== What you have to do ==
Each line of the material below that holds the word "true" needs to be copied.

== Records for the task ==
Start of Block
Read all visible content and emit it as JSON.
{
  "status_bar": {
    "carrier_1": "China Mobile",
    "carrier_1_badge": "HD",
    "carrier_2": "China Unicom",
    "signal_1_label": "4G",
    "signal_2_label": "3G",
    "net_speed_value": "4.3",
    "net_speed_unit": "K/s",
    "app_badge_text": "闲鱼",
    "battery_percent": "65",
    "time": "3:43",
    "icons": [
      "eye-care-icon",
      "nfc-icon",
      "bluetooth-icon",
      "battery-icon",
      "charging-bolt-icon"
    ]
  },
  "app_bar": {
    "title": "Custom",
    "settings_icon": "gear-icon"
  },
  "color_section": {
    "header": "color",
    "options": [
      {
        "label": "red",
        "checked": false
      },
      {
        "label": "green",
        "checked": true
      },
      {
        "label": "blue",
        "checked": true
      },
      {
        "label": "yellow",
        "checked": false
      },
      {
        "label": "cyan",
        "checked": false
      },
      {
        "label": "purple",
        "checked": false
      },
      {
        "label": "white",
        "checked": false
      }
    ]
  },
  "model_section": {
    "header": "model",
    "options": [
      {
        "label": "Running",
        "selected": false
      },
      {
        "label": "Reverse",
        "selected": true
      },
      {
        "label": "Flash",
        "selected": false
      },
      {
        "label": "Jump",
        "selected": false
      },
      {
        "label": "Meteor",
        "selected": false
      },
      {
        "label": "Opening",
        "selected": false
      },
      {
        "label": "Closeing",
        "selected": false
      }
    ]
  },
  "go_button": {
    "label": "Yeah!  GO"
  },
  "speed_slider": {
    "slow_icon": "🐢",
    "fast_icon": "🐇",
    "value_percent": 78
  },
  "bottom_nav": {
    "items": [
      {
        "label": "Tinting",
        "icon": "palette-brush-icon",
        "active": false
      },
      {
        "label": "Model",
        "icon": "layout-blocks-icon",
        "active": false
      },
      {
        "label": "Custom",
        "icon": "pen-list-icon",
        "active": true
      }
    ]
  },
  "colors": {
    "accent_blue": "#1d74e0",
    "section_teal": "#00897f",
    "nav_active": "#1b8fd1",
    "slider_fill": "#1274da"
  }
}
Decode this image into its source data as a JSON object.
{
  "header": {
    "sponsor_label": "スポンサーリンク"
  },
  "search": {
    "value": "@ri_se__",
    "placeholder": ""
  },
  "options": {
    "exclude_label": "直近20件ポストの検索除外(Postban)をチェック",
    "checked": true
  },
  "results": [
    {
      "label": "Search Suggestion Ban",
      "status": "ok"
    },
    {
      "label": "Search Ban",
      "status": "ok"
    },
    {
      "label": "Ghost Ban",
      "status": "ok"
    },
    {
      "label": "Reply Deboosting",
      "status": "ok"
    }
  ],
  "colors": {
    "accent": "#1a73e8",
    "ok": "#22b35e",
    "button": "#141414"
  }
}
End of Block
== Result of this exercise ==
        "checked": true
        "checked": true
        "selected": true
        "active": true
    "checked": true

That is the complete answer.